In a July interview with The Packet, a spokesperson for the developer, Geranium, denied the corporation had launched “any kind of frivolous or vexatious” suit.
Late last month — after a lengthy process that watchdog Environmental Defence says cost project opponents more than $1 million — the OMB rejected the developer’s claim.
Such a claim, if successful, would have provoked a chilling effect for those wanting to oppose developers before the OMB.
That is the end game of what’s known in activist circles as a Strategic Litigation Against Public Participation, or a SLAPP suit.
In a Jan. 30 news release, after the OMB decision, high-profile lawyer Clayton Ruby stated the ruling “protects the public from developers’ SLAPP suits.” Ruby added: “These meritless suits are so costly to defend that simply being a target is enough to chill public participation to protect the environment.”
Planning battles are becoming more pitched as GTA sprawl continues to leapfrog into Simcoe County.
Repelled by the Greenbelt, which protects the Oak Ridges Moraine, builders have found fertile ground in Simcoe County.
In fact, one report called Simcoe County: The New Growth Frontier, published by Neptis, a non-partisan regional urban development research foundation, found growth here to be driven by developers rather than municipal authorities.
“While developers have marshalled more and more sophisticated arguments to justify their strategies, many local planning departments lack the capacity to respond to them,” stated the May 2004 study.
“Local politicians are not always clear on whether they have the capacity to refuse development that is incompatible with their vision of their communities.”
Meanwhile, GTA ex-pats are moving to the county, spurring a population boom.
The province is also pushing “intensification,” a policy meant to control urban sprawl.
The best line of defence against abuses of this policy is a tightened-up municipal official plan, which the city is producing.
That should remove vague references to land use with more “concrete” terms, Lauer said.
This week, during budget deliberations, Lauer suggested a “legal reserve” for OMB disputes.

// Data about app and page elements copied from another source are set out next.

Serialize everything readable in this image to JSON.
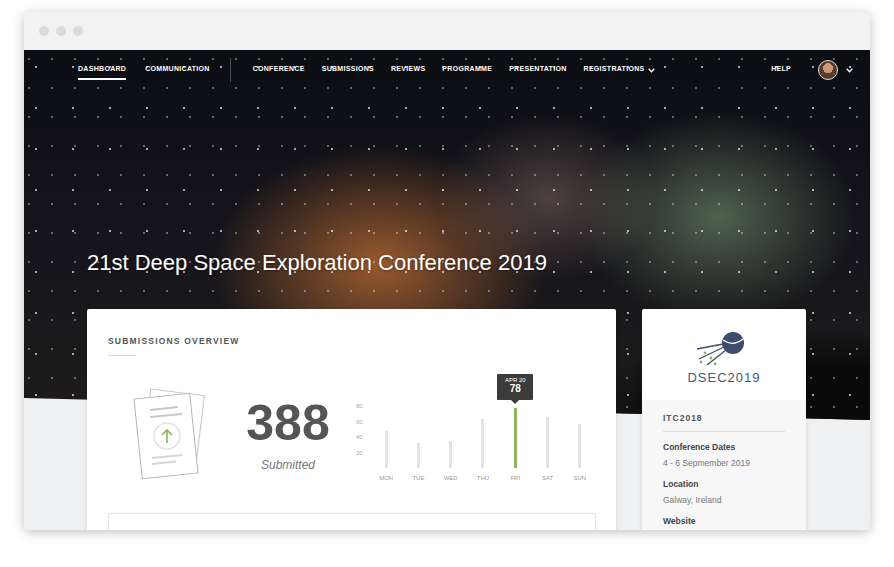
{
  "nav": {
    "primary": [
      {
        "label": "DASHBOARD",
        "selected": true,
        "kind": "link"
      },
      {
        "label": "COMMUNICATION",
        "selected": false,
        "kind": "link"
      }
    ],
    "conference": [
      {
        "label": "CONFERENCE",
        "selected": false,
        "kind": "link"
      },
      {
        "label": "SUBMISSIONS",
        "selected": false,
        "kind": "link"
      },
      {
        "label": "REVIEWS",
        "selected": false,
        "kind": "link"
      },
      {
        "label": "PROGRAMME",
        "selected": false,
        "kind": "link"
      },
      {
        "label": "PRESENTATION",
        "selected": false,
        "kind": "link"
      },
      {
        "label": "REGISTRATIONS",
        "selected": false,
        "kind": "dropdown"
      }
    ],
    "help": "HELP"
  },
  "page_title": "21st Deep Space Exploration Conference 2019",
  "submissions_overview": {
    "title": "SUBMISSIONS OVERVIEW",
    "count": "388",
    "count_label": "Submitted",
    "chart": {
      "ticks": [
        "80",
        "60",
        "40",
        "20"
      ],
      "bars": [
        {
          "label": "MON",
          "value": 48,
          "selected": false
        },
        {
          "label": "TUE",
          "value": 33,
          "selected": false
        },
        {
          "label": "WED",
          "value": 35,
          "selected": false
        },
        {
          "label": "THU",
          "value": 64,
          "selected": false
        },
        {
          "label": "FRI",
          "value": 78,
          "selected": true
        },
        {
          "label": "SAT",
          "value": 66,
          "selected": false
        },
        {
          "label": "SUN",
          "value": 57,
          "selected": false
        }
      ],
      "tooltip": {
        "date": "APR 20",
        "value": "78"
      }
    }
  },
  "conference_card": {
    "logo_text": "DSEC2019",
    "code": "ITC2018",
    "fields": [
      {
        "label": "Conference Dates",
        "value": "4 - 6 Sepmember 2019"
      },
      {
        "label": "Location",
        "value": "Galway, Ireland"
      },
      {
        "label": "Website"
      }
    ]
  }
}
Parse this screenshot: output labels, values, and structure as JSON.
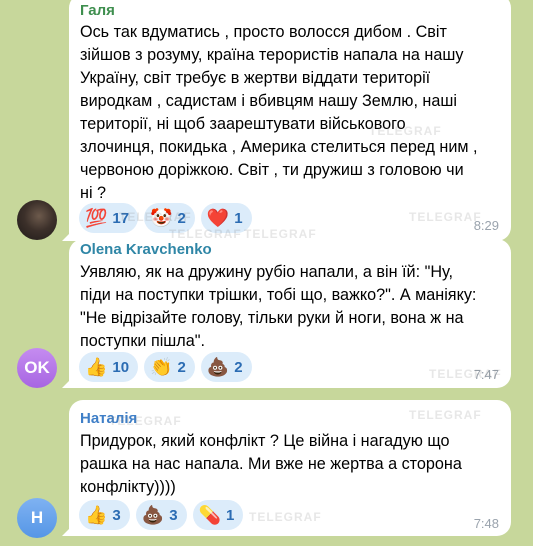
{
  "watermark": "TELEGRAF",
  "messages": [
    {
      "sender": "Галя",
      "sender_color": "#3f8f4f",
      "text": "Ось так вдуматись , просто волосся дибом . Світ\nзійшов з розуму, країна терористів напала на нашу\nУкраїну, світ требує в жертви віддати території\nвиродкам , садистам і вбивцям нашу Землю, наші\nтериторії, ні щоб заарештувати військового\nзлочинця, покидька , Америка стелиться перед ним ,\nчервоною доріжкою. Світ , ти дружиш з головою чи\nні ?",
      "reactions": [
        {
          "emoji": "💯",
          "count": "17"
        },
        {
          "emoji": "🤡",
          "count": "2"
        },
        {
          "emoji": "❤️",
          "count": "1"
        }
      ],
      "time": "8:29",
      "avatar_text": ""
    },
    {
      "sender": "Olena Kravchenko",
      "sender_color": "#2f86a6",
      "text": "Уявляю, як на дружину рубіо напали, а він їй: \"Ну,\nпіди на поступки трішки, тобі що, важко?\". А маніяку:\n\"Не відрізайте голову, тільки руки й ноги, вона ж на\nпоступки пішла\".",
      "reactions": [
        {
          "emoji": "👍",
          "count": "10"
        },
        {
          "emoji": "👏",
          "count": "2"
        },
        {
          "emoji": "💩",
          "count": "2"
        }
      ],
      "time": "7:47",
      "avatar_text": "OK"
    },
    {
      "sender": "Наталія",
      "sender_color": "#3f7fc7",
      "text": "Придурок, який конфлікт ? Це війна і нагадую що\nрашка на нас напала. Ми вже не жертва а сторона\nконфлікту))))",
      "reactions": [
        {
          "emoji": "👍",
          "count": "3"
        },
        {
          "emoji": "💩",
          "count": "3"
        },
        {
          "emoji": "💊",
          "count": "1"
        }
      ],
      "time": "7:48",
      "avatar_text": "Н"
    }
  ]
}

With that, costs shouldn’t discourage council from taking stands on applications.
Not withering in the face of a legal challenge is “about protecting the integrity of the process,” Lauer said in an interview.
His proposal didn’t seem to spark much discussion. One has to wonder if councillors already have a case of the chills.